## WHAT IS REQUIRED
Without the pictures, write the listing out again exactly as it appears.

==== MATERIAL FOR THE TASK ====

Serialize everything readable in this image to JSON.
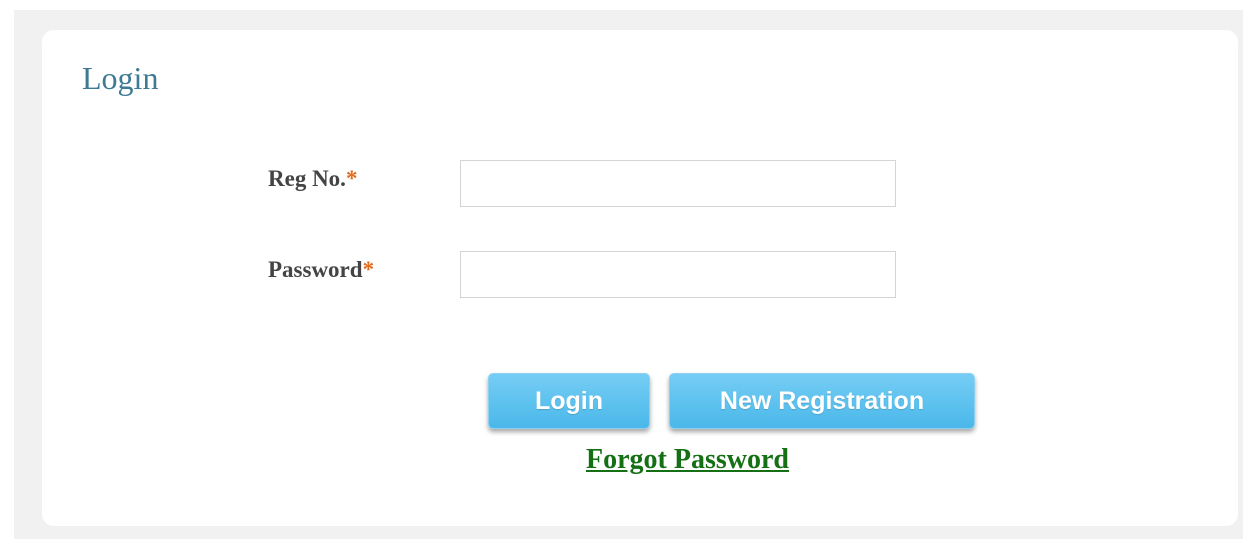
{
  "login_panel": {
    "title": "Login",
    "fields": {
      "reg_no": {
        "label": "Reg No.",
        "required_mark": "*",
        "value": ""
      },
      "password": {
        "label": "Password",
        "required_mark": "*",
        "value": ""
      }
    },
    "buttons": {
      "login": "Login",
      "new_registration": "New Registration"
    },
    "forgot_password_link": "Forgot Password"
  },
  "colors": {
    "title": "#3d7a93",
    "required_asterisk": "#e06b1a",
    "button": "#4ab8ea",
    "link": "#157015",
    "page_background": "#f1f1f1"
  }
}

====

## RESULT FOR THIS TASK
Serialize everything readable in this image to JSON.
{
  "login_panel": {
    "title": "Login",
    "fields": {
      "reg_no": {
        "label": "Reg No.",
        "required_mark": "*",
        "value": ""
      },
      "password": {
        "label": "Password",
        "required_mark": "*",
        "value": ""
      }
    },
    "buttons": {
      "login": "Login",
      "new_registration": "New Registration"
    },
    "forgot_password_link": "Forgot Password"
  },
  "colors": {
    "title": "#3d7a93",
    "required_asterisk": "#e06b1a",
    "button": "#4ab8ea",
    "link": "#157015",
    "page_background": "#f1f1f1"
  }
}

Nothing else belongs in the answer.